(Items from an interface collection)
· · · ·

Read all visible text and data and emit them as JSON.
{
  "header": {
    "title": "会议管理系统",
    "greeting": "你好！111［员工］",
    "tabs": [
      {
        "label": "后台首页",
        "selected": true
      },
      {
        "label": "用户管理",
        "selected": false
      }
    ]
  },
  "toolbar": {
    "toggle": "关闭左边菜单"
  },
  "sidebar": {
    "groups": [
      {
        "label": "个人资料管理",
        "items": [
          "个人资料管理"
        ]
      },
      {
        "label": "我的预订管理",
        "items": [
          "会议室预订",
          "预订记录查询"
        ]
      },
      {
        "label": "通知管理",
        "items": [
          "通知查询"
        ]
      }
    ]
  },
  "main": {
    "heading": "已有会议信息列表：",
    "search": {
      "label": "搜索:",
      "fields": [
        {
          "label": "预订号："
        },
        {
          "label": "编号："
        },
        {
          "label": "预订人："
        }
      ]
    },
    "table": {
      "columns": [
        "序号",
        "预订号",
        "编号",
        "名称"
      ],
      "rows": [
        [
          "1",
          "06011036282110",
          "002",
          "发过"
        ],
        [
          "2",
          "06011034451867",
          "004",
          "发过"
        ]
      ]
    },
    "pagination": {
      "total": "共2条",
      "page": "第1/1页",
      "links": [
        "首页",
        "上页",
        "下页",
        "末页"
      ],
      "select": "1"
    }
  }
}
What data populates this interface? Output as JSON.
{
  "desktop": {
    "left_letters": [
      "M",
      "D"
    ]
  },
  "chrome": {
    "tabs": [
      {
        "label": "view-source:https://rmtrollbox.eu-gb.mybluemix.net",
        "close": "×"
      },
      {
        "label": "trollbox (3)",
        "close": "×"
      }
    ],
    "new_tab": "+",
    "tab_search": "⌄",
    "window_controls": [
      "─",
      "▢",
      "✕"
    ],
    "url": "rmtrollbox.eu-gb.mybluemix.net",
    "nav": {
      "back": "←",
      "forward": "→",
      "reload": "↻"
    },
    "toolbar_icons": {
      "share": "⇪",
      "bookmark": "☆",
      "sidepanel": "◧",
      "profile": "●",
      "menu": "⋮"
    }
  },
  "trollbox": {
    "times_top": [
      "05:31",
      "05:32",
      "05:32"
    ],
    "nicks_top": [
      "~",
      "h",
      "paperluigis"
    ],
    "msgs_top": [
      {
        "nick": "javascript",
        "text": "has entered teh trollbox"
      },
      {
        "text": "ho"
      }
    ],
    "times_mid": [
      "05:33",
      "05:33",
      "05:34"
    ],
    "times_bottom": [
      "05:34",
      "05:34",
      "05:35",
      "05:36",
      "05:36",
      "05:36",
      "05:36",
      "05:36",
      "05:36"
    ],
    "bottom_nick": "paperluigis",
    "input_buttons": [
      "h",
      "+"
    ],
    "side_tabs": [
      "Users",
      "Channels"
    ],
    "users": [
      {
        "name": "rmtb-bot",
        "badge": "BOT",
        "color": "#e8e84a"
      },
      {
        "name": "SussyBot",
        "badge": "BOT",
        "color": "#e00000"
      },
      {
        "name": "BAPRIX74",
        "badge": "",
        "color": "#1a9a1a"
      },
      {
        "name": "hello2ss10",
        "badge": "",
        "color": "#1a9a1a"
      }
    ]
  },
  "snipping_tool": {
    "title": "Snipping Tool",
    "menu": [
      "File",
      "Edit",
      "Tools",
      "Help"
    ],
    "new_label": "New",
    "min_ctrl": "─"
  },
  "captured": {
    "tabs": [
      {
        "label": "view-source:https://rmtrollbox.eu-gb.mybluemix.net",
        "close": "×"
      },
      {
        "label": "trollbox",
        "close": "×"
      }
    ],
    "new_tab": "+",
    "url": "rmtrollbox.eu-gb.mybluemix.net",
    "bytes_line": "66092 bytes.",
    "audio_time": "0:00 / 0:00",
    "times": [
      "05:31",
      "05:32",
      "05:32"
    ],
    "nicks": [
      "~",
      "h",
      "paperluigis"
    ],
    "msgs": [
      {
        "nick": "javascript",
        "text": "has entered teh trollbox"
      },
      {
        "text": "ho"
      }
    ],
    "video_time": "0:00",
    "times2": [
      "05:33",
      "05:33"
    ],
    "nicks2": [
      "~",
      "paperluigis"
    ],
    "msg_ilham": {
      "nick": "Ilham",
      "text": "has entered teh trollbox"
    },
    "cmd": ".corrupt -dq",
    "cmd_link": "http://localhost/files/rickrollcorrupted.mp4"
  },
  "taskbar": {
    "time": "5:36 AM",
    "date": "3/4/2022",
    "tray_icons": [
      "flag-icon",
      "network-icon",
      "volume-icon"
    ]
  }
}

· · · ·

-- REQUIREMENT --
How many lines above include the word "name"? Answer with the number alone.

-- REPLY --
4